# EXERCISE BRIEF
Your answer should be a single number: the count of lines in the entries below that contain "content".

# THE DATA
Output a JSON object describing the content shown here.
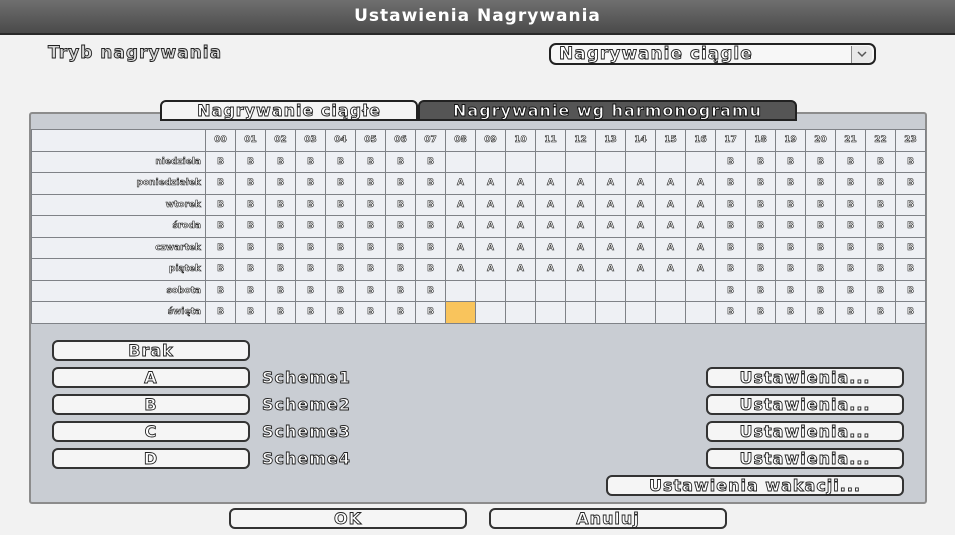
{
  "window": {
    "title": "Ustawienia Nagrywania"
  },
  "mode": {
    "label": "Tryb nagrywania",
    "selected": "Nagrywanie ciągle"
  },
  "tabs": [
    {
      "label": "Nagrywanie ciągłe"
    },
    {
      "label": "Nagrywanie wg harmonogramu"
    }
  ],
  "schedule": {
    "hours": [
      "00",
      "01",
      "02",
      "03",
      "04",
      "05",
      "06",
      "07",
      "08",
      "09",
      "10",
      "11",
      "12",
      "13",
      "14",
      "15",
      "16",
      "17",
      "18",
      "19",
      "20",
      "21",
      "22",
      "23"
    ],
    "rows": [
      {
        "day": "niedziela",
        "cells": [
          "B",
          "B",
          "B",
          "B",
          "B",
          "B",
          "B",
          "B",
          "",
          "",
          "",
          "",
          "",
          "",
          "",
          "",
          "",
          "B",
          "B",
          "B",
          "B",
          "B",
          "B",
          "B"
        ]
      },
      {
        "day": "poniedziałek",
        "cells": [
          "B",
          "B",
          "B",
          "B",
          "B",
          "B",
          "B",
          "B",
          "A",
          "A",
          "A",
          "A",
          "A",
          "A",
          "A",
          "A",
          "A",
          "B",
          "B",
          "B",
          "B",
          "B",
          "B",
          "B"
        ]
      },
      {
        "day": "wtorek",
        "cells": [
          "B",
          "B",
          "B",
          "B",
          "B",
          "B",
          "B",
          "B",
          "A",
          "A",
          "A",
          "A",
          "A",
          "A",
          "A",
          "A",
          "A",
          "B",
          "B",
          "B",
          "B",
          "B",
          "B",
          "B"
        ]
      },
      {
        "day": "środa",
        "cells": [
          "B",
          "B",
          "B",
          "B",
          "B",
          "B",
          "B",
          "B",
          "A",
          "A",
          "A",
          "A",
          "A",
          "A",
          "A",
          "A",
          "A",
          "B",
          "B",
          "B",
          "B",
          "B",
          "B",
          "B"
        ]
      },
      {
        "day": "czwartek",
        "cells": [
          "B",
          "B",
          "B",
          "B",
          "B",
          "B",
          "B",
          "B",
          "A",
          "A",
          "A",
          "A",
          "A",
          "A",
          "A",
          "A",
          "A",
          "B",
          "B",
          "B",
          "B",
          "B",
          "B",
          "B"
        ]
      },
      {
        "day": "piątek",
        "cells": [
          "B",
          "B",
          "B",
          "B",
          "B",
          "B",
          "B",
          "B",
          "A",
          "A",
          "A",
          "A",
          "A",
          "A",
          "A",
          "A",
          "A",
          "B",
          "B",
          "B",
          "B",
          "B",
          "B",
          "B"
        ]
      },
      {
        "day": "sobota",
        "cells": [
          "B",
          "B",
          "B",
          "B",
          "B",
          "B",
          "B",
          "B",
          "",
          "",
          "",
          "",
          "",
          "",
          "",
          "",
          "",
          "B",
          "B",
          "B",
          "B",
          "B",
          "B",
          "B"
        ]
      },
      {
        "day": "święta",
        "cells": [
          "B",
          "B",
          "B",
          "B",
          "B",
          "B",
          "B",
          "B",
          "",
          "",
          "",
          "",
          "",
          "",
          "",
          "",
          "",
          "B",
          "B",
          "B",
          "B",
          "B",
          "B",
          "B"
        ]
      }
    ],
    "selected_cell": {
      "row": "święta",
      "hour": "08"
    },
    "selected_color": "#f9c45c"
  },
  "schemes": {
    "none_label": "Brak",
    "items": [
      {
        "key": "A",
        "name": "Scheme1",
        "settings": "Ustawienia..."
      },
      {
        "key": "B",
        "name": "Scheme2",
        "settings": "Ustawienia..."
      },
      {
        "key": "C",
        "name": "Scheme3",
        "settings": "Ustawienia..."
      },
      {
        "key": "D",
        "name": "Scheme4",
        "settings": "Ustawienia..."
      }
    ],
    "holiday_settings": "Ustawienia wakacji..."
  },
  "footer": {
    "ok": "OK",
    "cancel": "Anuluj"
  },
  "icons": {
    "dropdown": "chevron-down-icon"
  }
}
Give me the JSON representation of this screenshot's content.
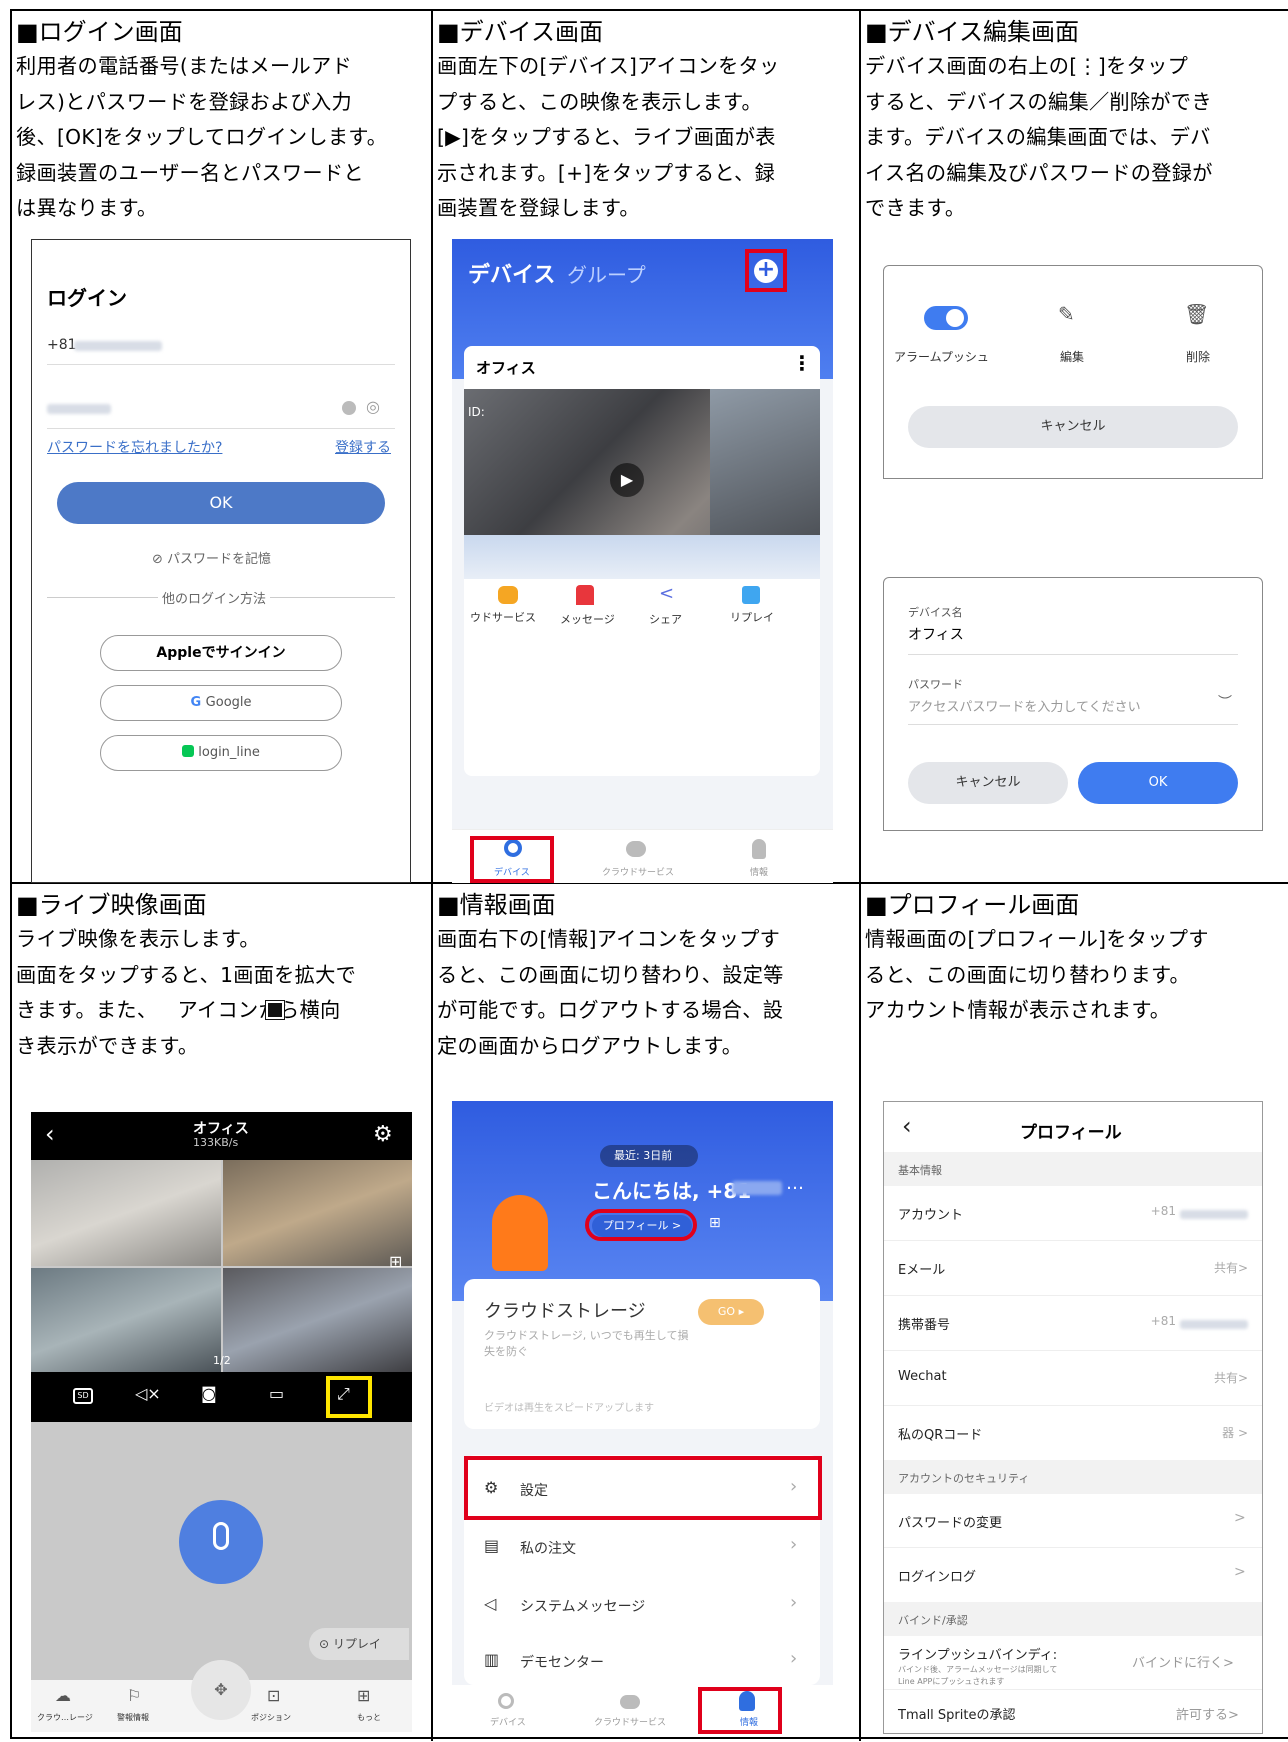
{
  "cells": [
    {
      "title": "■ログイン画面",
      "text": "利用者の電話番号(またはメールアド\nレス)とパスワードを登録および入力\n後、[OK]をタップしてログインします。\n録画装置のユーザー名とパスワードと\nは異なります。"
    },
    {
      "title": "■デバイス画面",
      "text": "画面左下の[デバイス]アイコンをタッ\nプすると、この映像を表示します。\n[▶]をタップすると、ライブ画面が表\n示されます。[+]をタップすると、録\n画装置を登録します。"
    },
    {
      "title": "■デバイス編集画面",
      "text": "デバイス画面の右上の[⋮]をタップ\nすると、デバイスの編集／削除ができ\nます。デバイスの編集画面では、デバ\nイス名の編集及びパスワードの登録が\nできます。"
    },
    {
      "title": "■ライブ映像画面",
      "text": "ライブ映像を表示します。\n画面をタップすると、1画面を拡大で\nきます。また、   アイコンから横向\nき表示ができます。"
    },
    {
      "title": "■情報画面",
      "text": "画面右下の[情報]アイコンをタップす\nると、この画面に切り替わり、設定等\nが可能です。ログアウトする場合、設\n定の画面からログアウトします。"
    },
    {
      "title": "■プロフィール画面",
      "text": "情報画面の[プロフィール]をタップす\nると、この画面に切り替わります。\nアカウント情報が表示されます。"
    }
  ],
  "login": {
    "title": "ログイン",
    "phone_prefix": "+81",
    "forgot": "パスワードを忘れましたか?",
    "register": "登録する",
    "ok": "OK",
    "remember": "パスワードを記憶",
    "other": "他のログイン方法",
    "apple": "Appleでサインイン",
    "google": "Google",
    "line": "login_line"
  },
  "device": {
    "tab1": "デバイス",
    "tab2": "グループ",
    "card_title": "オフィス",
    "id_label": "ID:",
    "actions": [
      "ウドサービス",
      "メッセージ",
      "シェア",
      "リプレイ"
    ],
    "bottom": [
      "デバイス",
      "クラウドサービス",
      "情報"
    ]
  },
  "edit": {
    "push": "アラームプッシュ",
    "edit": "編集",
    "delete": "削除",
    "cancel": "キャンセル",
    "name_label": "デバイス名",
    "name_value": "オフィス",
    "pw_label": "パスワード",
    "pw_placeholder": "アクセスパスワードを入力してください",
    "cancel2": "キャンセル",
    "ok": "OK"
  },
  "live": {
    "title": "オフィス",
    "rate": "133KB/s",
    "page": "1/2",
    "sd": "SD",
    "replay": "リプレイ",
    "bottom": [
      "クラウ…レージ",
      "警報情報",
      "ポジション",
      "もっと"
    ]
  },
  "info": {
    "recent": "最近: 3日前",
    "greeting": "こんにちは, +81",
    "profile": "プロフィール >",
    "cloud_title": "クラウドストレージ",
    "cloud_desc1": "クラウドストレージ, いつでも再生して損",
    "cloud_desc2": "失を防ぐ",
    "go": "GO ▸",
    "speed": "ビデオは再生をスピードアップします",
    "menu": [
      "設定",
      "私の注文",
      "システムメッセージ",
      "デモセンター"
    ],
    "bottom": [
      "デバイス",
      "クラウドサービス",
      "情報"
    ]
  },
  "profile": {
    "title": "プロフィール",
    "sec1": "基本情報",
    "rows1": [
      {
        "label": "アカウント",
        "value": "+81"
      },
      {
        "label": "Eメール",
        "value": "共有>"
      },
      {
        "label": "携帯番号",
        "value": "+81"
      },
      {
        "label": "Wechat",
        "value": "共有>"
      },
      {
        "label": "私のQRコード",
        "value": "器 >"
      }
    ],
    "sec2": "アカウントのセキュリティ",
    "rows2": [
      {
        "label": "パスワードの変更",
        "value": ">"
      },
      {
        "label": "ログインログ",
        "value": ">"
      }
    ],
    "sec3": "バインド/承認",
    "line_bind": "ラインプッシュバインディ:",
    "line_bind_value": "バインドに行く>",
    "line_desc1": "バインド後、アラームメッセージは同期して",
    "line_desc2": "Line APPにプッシュされます",
    "tmall": "Tmall Spriteの承認",
    "tmall_value": "許可する>"
  }
}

# RESULT OF THE TASK
2